When to Refer 

As noted by the NIH Consensus panel in 1991 and the AACE/TOS/ASMBS/OMA/ASA clinical practice guidelines updated in 2019, metabolic/bariatric surgery can and should be considered in patients with moderate obesity plus major obesity-related conditions or persons with a BMI ≥ 40 regardless of whether they have major obesity related conditions. Metabolic/bariatric surgery can resolve diabetes and sleep apnea (Schauer 2003; Buchwald H 2004)

The Rule of Twos

Dr. Stanford notes that a common weight loss surgery patients undergo is sleeve gastrectomy. She has adopted her own “Rules of 2s” when discussing recovering from this surgery with her patients: 2 hours of surgery time, 2 days in the hospital, 2 weeks of recovery. Even after surgery and regardless of patient outcome, Dr. Stanford suggests annual labs and routine monitoring post operatively. If patients do not lose weight post surgery, plateau or regain weight, she suggests weight loss medication can be prescribed, even if these medications were not efficacious before surgery (Stanford 2017; Stanford, 2019). Your Curbsiders team, along with Dr. Vivian Sanchez, curated an episode on bariatric surgery and a how-to for the care of patients after bariatric/metabolic surgery (Curbsiders #275: Bariatric Surgery for the Internist).

Take Home Points

  • Obesity is a disease and requires chronic care and treatment.

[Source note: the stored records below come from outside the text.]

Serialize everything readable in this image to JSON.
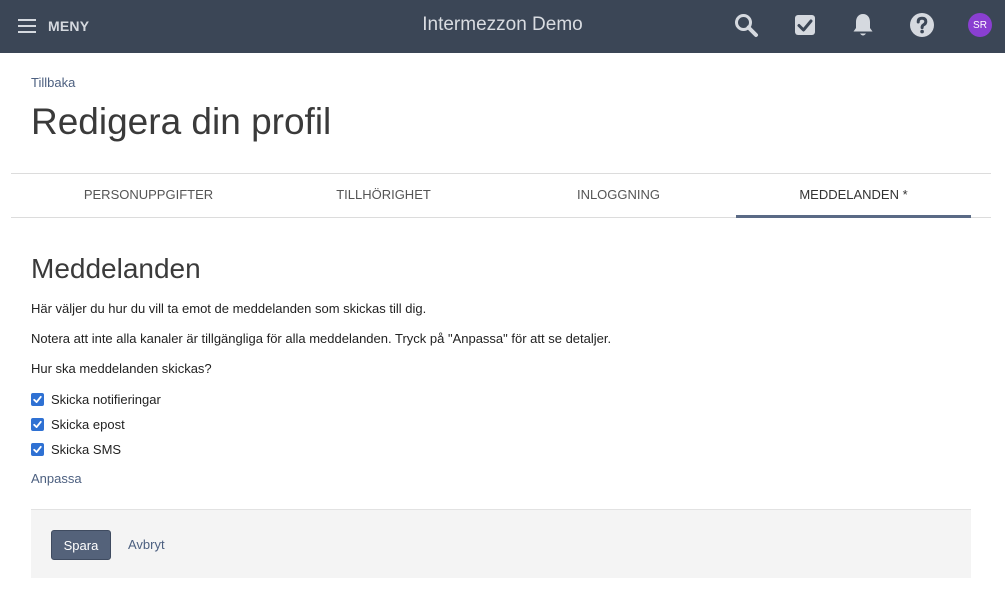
{
  "header": {
    "menu_label": "MENY",
    "app_title": "Intermezzon Demo",
    "avatar_initials": "SR",
    "avatar_color": "#8a3fd1",
    "icons": [
      "search-icon",
      "tasks-checkbox-icon",
      "bell-icon",
      "help-icon"
    ]
  },
  "page": {
    "back_link": "Tillbaka",
    "title": "Redigera din profil"
  },
  "tabs": [
    {
      "label": "PERSONUPPGIFTER",
      "active": false
    },
    {
      "label": "TILLHÖRIGHET",
      "active": false
    },
    {
      "label": "INLOGGNING",
      "active": false
    },
    {
      "label": "MEDDELANDEN *",
      "active": true
    }
  ],
  "notifications": {
    "section_title": "Meddelanden",
    "intro": "Här väljer du hur du vill ta emot de meddelanden som skickas till dig.",
    "note": "Notera att inte alla kanaler är tillgängliga för alla meddelanden. Tryck på \"Anpassa\" för att se detaljer.",
    "question": "Hur ska meddelanden skickas?",
    "options": [
      {
        "label": "Skicka notifieringar",
        "checked": true
      },
      {
        "label": "Skicka epost",
        "checked": true
      },
      {
        "label": "Skicka SMS",
        "checked": true
      }
    ],
    "customize_link": "Anpassa"
  },
  "actions": {
    "save_label": "Spara",
    "cancel_label": "Avbryt"
  },
  "colors": {
    "topbar": "#3b4656",
    "accent": "#54627a",
    "checkbox": "#2f71d3",
    "link": "#4d6080"
  }
}
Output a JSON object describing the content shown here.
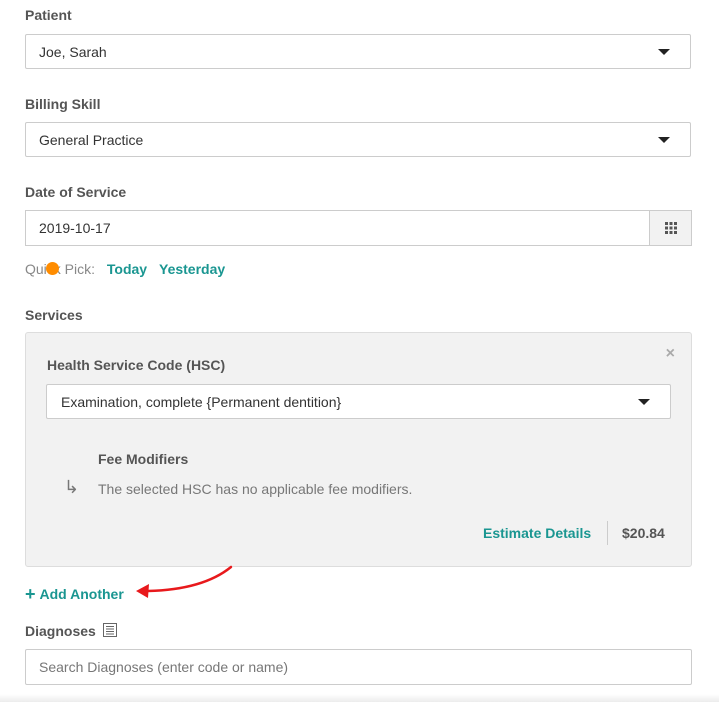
{
  "patient": {
    "label": "Patient",
    "value": "Joe, Sarah"
  },
  "billing_skill": {
    "label": "Billing Skill",
    "value": "General Practice"
  },
  "date_of_service": {
    "label": "Date of Service",
    "value": "2019-10-17",
    "calendar_icon": "calendar-grid-icon"
  },
  "quick_pick": {
    "label": "Quick Pick:",
    "today": "Today",
    "yesterday": "Yesterday"
  },
  "services": {
    "label": "Services",
    "hsc_label": "Health Service Code (HSC)",
    "hsc_value": "Examination, complete {Permanent dentition}",
    "close_icon": "×",
    "fee_modifiers_title": "Fee Modifiers",
    "fee_modifiers_text": "The selected HSC has no applicable fee modifiers.",
    "estimate_label": "Estimate Details",
    "price": "$20.84"
  },
  "add_another": {
    "label": "Add Another",
    "icon": "+"
  },
  "diagnoses": {
    "label": "Diagnoses",
    "placeholder": "Search Diagnoses (enter code or name)"
  },
  "colors": {
    "accent": "#1a9691",
    "annotation": "#e8191c",
    "marker": "#ff8c00"
  }
}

This is not a disease that is characterized by willpower or moral failing of a patient. 
  • Our language matters. Eliminate the words obese or morbid. Patients have the disease of obesity, they are not obese persons. 
  • We have evidence-based treatment modalities that are underutilized for the treatment of obesity, both pharmacotherapy and surgical interventions.

Links*

Weight Can’t Wait: Guide for the Management of Obesity in the Primary Care Setting by (Guide)

  1. NBS: The Truth About Fat by Nova: Check your local Public Broadcasting Station

*The Curbsiders participates in the Amazon Services LLC Associates Program, an affiliate advertising program designed to provide a means for sites to earn advertising commissions by linking to Amazon. Simply put, if you click on our Amazon.com links and buy something we earn a (very) small commission, yet you don’t pay any extra.


Goal

Listeners will develop a framework to approach the management of obesity, utilizing medication, surgical intervention and a multidisciplinary team, keeping the individualized nature of obesity medicine in mind and recognizing it as a chronic disease.

Learning objectives

After listening to this episode listeners will…  

  1. Recognize obesity is an illness and its implications on other chronic diseases.
  2. Develop a strategy to help patients set realistic goals.
  3. Individualize the medical treatment of obesity according to the patient’s needs.
  4. Manage medical weight loss with medications which may be cost effective as monotherapy or combination therapy.

Recognize instances when medication needs to be adjusted or changed based on side effects or response to treatment.


Disclosures

Dr. Stanford is an advisor for Calibrate, a weight loss program that features telemedicine consults, coaching, and endorses medical weight loss medications as those discussed in this program. The Curbsiders report no relevant financial disclosures. 

Citation

Valdez I, McLellan M, Stanford FC, Williams PN, Watto MF. “#324: Obesity Medicine FAQ with Dr. Fatima Stanford”. The Curbsiders Internal Medicine Podcast. https://thecurbsiders.com/episode-list  February 28, 2022.


The post #324: Obesity Medicine FAQ with Dr. Fatima Cody Stanford  appeared first on The Curbsiders.

#324: Obesity Medicine FAQ with Dr. Fatima Cody Stanford